● Problem requirements: Using "brush" as the search string, find the matching lines below and copy them.

###

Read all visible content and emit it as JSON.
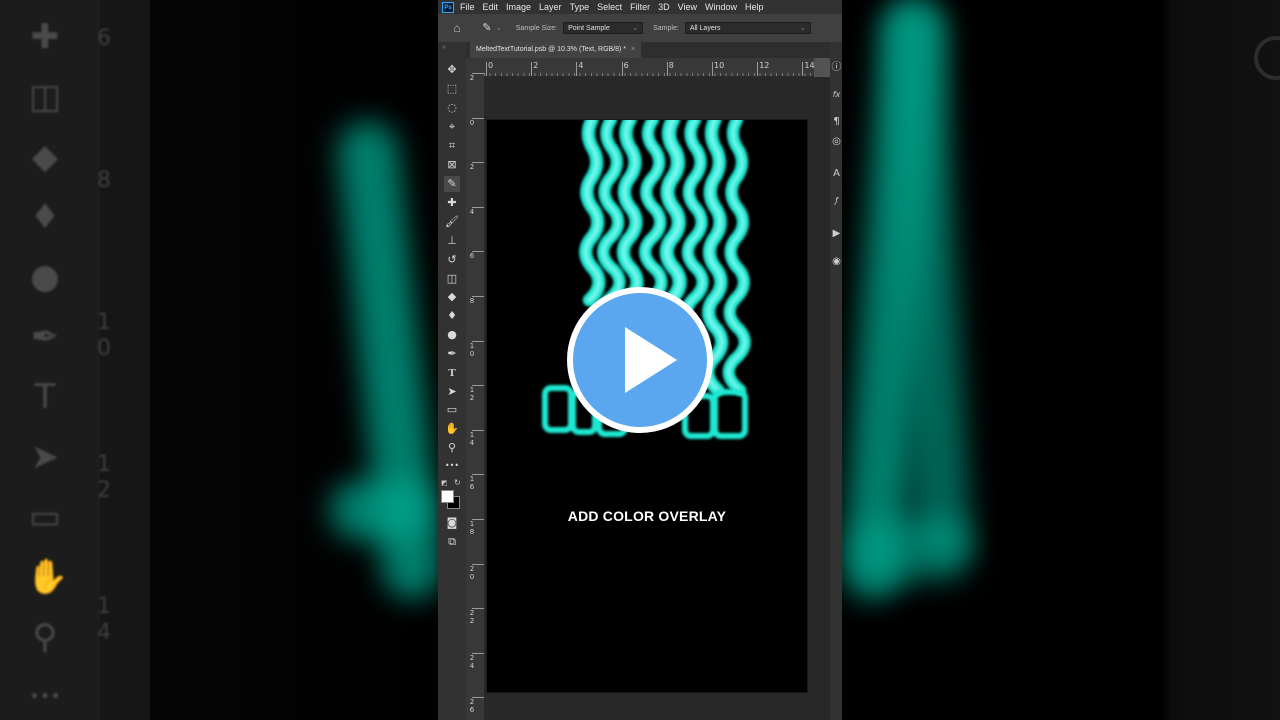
{
  "menu": {
    "logo": "Ps",
    "items": [
      "File",
      "Edit",
      "Image",
      "Layer",
      "Type",
      "Select",
      "Filter",
      "3D",
      "View",
      "Window",
      "Help"
    ]
  },
  "options_bar": {
    "home_icon": "home-icon",
    "tool_icon": "eyedropper-icon",
    "sample_size_label": "Sample Size:",
    "sample_size_value": "Point Sample",
    "sample_label": "Sample:",
    "sample_value": "All Layers"
  },
  "document": {
    "tab_title": "MeltedTextTutorial.psb @ 10.3% (Text, RGB/8) *",
    "close": "×"
  },
  "ruler": {
    "horizontal": [
      "0",
      "2",
      "4",
      "6",
      "8",
      "10",
      "12",
      "14"
    ],
    "vertical": [
      {
        "digits": [
          "2"
        ]
      },
      {
        "digits": [
          "0"
        ]
      },
      {
        "digits": [
          "2"
        ]
      },
      {
        "digits": [
          "4"
        ]
      },
      {
        "digits": [
          "6"
        ]
      },
      {
        "digits": [
          "8"
        ]
      },
      {
        "digits": [
          "1",
          "0"
        ]
      },
      {
        "digits": [
          "1",
          "2"
        ]
      },
      {
        "digits": [
          "1",
          "4"
        ]
      },
      {
        "digits": [
          "1",
          "6"
        ]
      },
      {
        "digits": [
          "1",
          "8"
        ]
      },
      {
        "digits": [
          "2",
          "0"
        ]
      },
      {
        "digits": [
          "2",
          "2"
        ]
      },
      {
        "digits": [
          "2",
          "4"
        ]
      },
      {
        "digits": [
          "2",
          "6"
        ]
      }
    ]
  },
  "tools": [
    {
      "name": "move-tool-icon",
      "glyph": "✥"
    },
    {
      "name": "marquee-tool-icon",
      "glyph": "⬚"
    },
    {
      "name": "lasso-tool-icon",
      "glyph": "◌"
    },
    {
      "name": "quick-selection-tool-icon",
      "glyph": "⌖"
    },
    {
      "name": "crop-tool-icon",
      "glyph": "⌗"
    },
    {
      "name": "frame-tool-icon",
      "glyph": "⊠"
    },
    {
      "name": "eyedropper-tool-icon",
      "glyph": "✎"
    },
    {
      "name": "healing-brush-tool-icon",
      "glyph": "✚"
    },
    {
      "name": "brush-tool-icon",
      "glyph": "🖌"
    },
    {
      "name": "clone-stamp-tool-icon",
      "glyph": "⊥"
    },
    {
      "name": "history-brush-tool-icon",
      "glyph": "↺"
    },
    {
      "name": "eraser-tool-icon",
      "glyph": "◫"
    },
    {
      "name": "paint-bucket-tool-icon",
      "glyph": "◆"
    },
    {
      "name": "blur-tool-icon",
      "glyph": "♦"
    },
    {
      "name": "dodge-tool-icon",
      "glyph": "●"
    },
    {
      "name": "pen-tool-icon",
      "glyph": "✒"
    },
    {
      "name": "type-tool-icon",
      "glyph": "T"
    },
    {
      "name": "path-selection-tool-icon",
      "glyph": "➤"
    },
    {
      "name": "rectangle-tool-icon",
      "glyph": "▭"
    },
    {
      "name": "hand-tool-icon",
      "glyph": "✋"
    },
    {
      "name": "zoom-tool-icon",
      "glyph": "⚲"
    },
    {
      "name": "more-tools-icon",
      "glyph": "•••"
    }
  ],
  "right_panel_icons": [
    {
      "name": "info-icon",
      "glyph": "ⓘ"
    },
    {
      "name": "fx-icon",
      "glyph": "fx"
    },
    {
      "name": "paragraph-icon",
      "glyph": "¶"
    },
    {
      "name": "layers-icon",
      "glyph": "◎"
    },
    {
      "name": "character-icon",
      "glyph": "A"
    },
    {
      "name": "glyphs-icon",
      "glyph": "ƒ"
    },
    {
      "name": "play-action-icon",
      "glyph": "▶"
    },
    {
      "name": "libraries-icon",
      "glyph": "◉"
    }
  ],
  "canvas": {
    "caption": "ADD COLOR OVERLAY",
    "melt_color": "#1de9d2"
  },
  "video": {
    "play_button_color": "#5aa7ef",
    "play_icon": "play-icon"
  },
  "backdrop": {
    "ruler_numbers": [
      "6",
      "8",
      "1",
      "0",
      "1",
      "2",
      "1",
      "4"
    ],
    "icons": [
      {
        "name": "bg-healing-icon",
        "glyph": "✚"
      },
      {
        "name": "bg-eraser-icon",
        "glyph": "◫"
      },
      {
        "name": "bg-bucket-icon",
        "glyph": "◆"
      },
      {
        "name": "bg-blur-icon",
        "glyph": "♦"
      },
      {
        "name": "bg-dodge-icon",
        "glyph": "●"
      },
      {
        "name": "bg-pen-icon",
        "glyph": "✒"
      },
      {
        "name": "bg-type-icon",
        "glyph": "T"
      },
      {
        "name": "bg-select-icon",
        "glyph": "➤"
      },
      {
        "name": "bg-rect-icon",
        "glyph": "▭"
      },
      {
        "name": "bg-hand-icon",
        "glyph": "✋"
      },
      {
        "name": "bg-zoom-icon",
        "glyph": "⚲"
      },
      {
        "name": "bg-more-icon",
        "glyph": "•••"
      }
    ]
  }
}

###

● Solution for this exercise:
      "name": "healing-brush-tool-icon",
      "name": "brush-tool-icon",
      "name": "history-brush-tool-icon",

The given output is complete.